Primary Tools & Materials:
Water, light table
Additional Tools & Materials: camera, blue food coloring, paint brushes, scanner, inkjet printer, glass pane, paper
To combine Natural Elements and Light Technology - I wanted to play with the idea of strategically dripping water onto a printed letter (under a sheet of glass) lighting it from beneath to see some interesting lighting effects, maybe even some refraction.
I started with a printed B in the typeface Rockwell Bold, and placed it on the surface of my 14"x20" light table with an 8"x10" glass pane on top. I planned to drip the water onto the glass, so I could use the letter underneath as a pattern, then slide it out when I was finished. Using various sized paintbrushes, I dotted water onto the letter, but I found it very difficult to see what I was doing. I had to turn off the lights and look at my work through the reflection of a table lamp on the glass in order to see where I had left a drop and where I hadn't. When I finished my first B, I removed the printed letter underneath and started to take pictures. Unfortunately, this first letter was completely invisible. Even with the light table illuminating the droplets from beneath it was impossible to get a straight-on shot of the letterform. So then I repeated the whole process again, but this time I added a few drops of blue food coloring to my water, so there would be just a hint of color. This did the trick and made it much easier to photograph. Once I had finished taking photos I slid it onto my scanner bed with the lid open, and scanned it just to see what would happen (image 6).
This process resulted in a letter with with lower legibility than some of my previous exercises. The most interesting aspect of this study was the way the angle of the light - either from the light table or from my table lamp - could completely change the way the letter looked.

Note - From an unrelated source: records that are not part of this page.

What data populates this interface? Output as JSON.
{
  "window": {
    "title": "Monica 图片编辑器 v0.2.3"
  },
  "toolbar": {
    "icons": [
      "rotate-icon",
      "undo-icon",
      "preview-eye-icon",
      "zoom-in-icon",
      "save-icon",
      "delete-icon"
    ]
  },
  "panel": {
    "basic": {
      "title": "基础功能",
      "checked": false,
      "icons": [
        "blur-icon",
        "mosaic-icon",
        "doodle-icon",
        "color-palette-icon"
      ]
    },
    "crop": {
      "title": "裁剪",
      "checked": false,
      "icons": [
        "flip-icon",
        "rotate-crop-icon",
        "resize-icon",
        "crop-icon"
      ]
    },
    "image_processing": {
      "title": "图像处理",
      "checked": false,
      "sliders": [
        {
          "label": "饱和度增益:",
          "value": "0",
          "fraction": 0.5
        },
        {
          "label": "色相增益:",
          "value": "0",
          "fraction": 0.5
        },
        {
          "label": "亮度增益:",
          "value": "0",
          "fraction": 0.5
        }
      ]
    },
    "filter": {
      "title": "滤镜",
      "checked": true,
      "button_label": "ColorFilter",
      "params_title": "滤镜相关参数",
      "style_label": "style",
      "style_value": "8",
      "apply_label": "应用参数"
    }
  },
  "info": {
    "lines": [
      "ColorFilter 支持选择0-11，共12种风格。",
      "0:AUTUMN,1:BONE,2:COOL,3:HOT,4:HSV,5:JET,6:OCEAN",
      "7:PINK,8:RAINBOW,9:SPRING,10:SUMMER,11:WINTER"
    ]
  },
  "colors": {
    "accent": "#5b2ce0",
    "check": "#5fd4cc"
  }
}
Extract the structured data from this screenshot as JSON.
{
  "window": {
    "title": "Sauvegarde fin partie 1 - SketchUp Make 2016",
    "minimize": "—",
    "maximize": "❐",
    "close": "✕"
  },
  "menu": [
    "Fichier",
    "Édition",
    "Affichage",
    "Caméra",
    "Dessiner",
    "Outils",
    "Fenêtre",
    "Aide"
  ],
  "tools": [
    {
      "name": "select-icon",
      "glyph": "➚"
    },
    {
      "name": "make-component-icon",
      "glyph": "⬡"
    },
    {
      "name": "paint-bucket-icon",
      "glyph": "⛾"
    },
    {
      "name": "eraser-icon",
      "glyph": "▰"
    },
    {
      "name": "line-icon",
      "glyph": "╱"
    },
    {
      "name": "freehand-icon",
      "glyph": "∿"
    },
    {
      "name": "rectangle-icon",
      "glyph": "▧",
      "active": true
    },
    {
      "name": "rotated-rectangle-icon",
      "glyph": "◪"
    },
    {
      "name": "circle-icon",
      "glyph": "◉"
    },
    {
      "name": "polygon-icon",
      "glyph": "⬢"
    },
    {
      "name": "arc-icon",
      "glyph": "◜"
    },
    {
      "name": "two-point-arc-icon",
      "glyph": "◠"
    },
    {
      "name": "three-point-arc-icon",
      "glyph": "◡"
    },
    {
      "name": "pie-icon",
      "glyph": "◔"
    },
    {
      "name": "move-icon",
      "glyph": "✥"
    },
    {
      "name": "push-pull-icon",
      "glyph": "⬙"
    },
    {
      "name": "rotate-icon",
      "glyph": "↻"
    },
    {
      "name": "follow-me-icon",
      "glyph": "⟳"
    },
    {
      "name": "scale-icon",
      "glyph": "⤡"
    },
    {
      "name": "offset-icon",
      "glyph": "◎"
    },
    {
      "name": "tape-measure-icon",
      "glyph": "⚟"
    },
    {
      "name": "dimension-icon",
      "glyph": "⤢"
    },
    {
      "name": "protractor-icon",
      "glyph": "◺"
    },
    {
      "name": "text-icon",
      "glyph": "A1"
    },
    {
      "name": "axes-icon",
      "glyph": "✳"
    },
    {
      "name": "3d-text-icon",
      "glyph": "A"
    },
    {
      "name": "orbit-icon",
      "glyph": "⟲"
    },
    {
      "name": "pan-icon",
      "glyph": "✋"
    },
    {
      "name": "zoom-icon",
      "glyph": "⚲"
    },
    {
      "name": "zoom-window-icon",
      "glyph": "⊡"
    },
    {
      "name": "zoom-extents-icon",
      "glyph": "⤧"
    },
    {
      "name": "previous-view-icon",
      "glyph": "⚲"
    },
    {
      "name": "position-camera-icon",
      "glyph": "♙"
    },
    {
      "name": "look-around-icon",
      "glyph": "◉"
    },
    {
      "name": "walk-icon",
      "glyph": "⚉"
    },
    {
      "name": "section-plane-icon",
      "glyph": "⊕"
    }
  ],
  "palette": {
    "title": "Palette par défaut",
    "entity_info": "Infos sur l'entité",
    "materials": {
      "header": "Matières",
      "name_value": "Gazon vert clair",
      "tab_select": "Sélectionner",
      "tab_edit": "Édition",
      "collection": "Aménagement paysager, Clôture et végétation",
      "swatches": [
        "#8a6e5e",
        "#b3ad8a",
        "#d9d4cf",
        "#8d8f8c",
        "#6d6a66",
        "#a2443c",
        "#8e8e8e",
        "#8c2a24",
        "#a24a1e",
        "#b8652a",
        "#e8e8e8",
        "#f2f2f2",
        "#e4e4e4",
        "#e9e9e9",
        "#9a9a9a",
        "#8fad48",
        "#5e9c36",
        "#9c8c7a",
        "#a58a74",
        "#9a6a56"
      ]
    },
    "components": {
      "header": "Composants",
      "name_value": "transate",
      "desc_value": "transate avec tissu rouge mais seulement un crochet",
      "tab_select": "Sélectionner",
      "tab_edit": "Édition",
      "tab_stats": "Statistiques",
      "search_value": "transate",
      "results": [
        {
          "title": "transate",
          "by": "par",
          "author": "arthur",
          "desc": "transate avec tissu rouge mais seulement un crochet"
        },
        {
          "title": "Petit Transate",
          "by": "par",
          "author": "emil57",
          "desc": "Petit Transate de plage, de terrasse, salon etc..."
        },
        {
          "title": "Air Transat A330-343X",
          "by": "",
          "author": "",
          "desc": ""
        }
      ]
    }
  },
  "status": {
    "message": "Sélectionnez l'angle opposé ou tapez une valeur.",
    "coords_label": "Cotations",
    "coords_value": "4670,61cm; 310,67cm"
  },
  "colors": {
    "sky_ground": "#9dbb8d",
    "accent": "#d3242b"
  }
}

I'm disappointed in the results - first, I had hoped for completely transparent drops, and second, I had hoped for perfectly round dots and mine are all rough, imperfect ovals.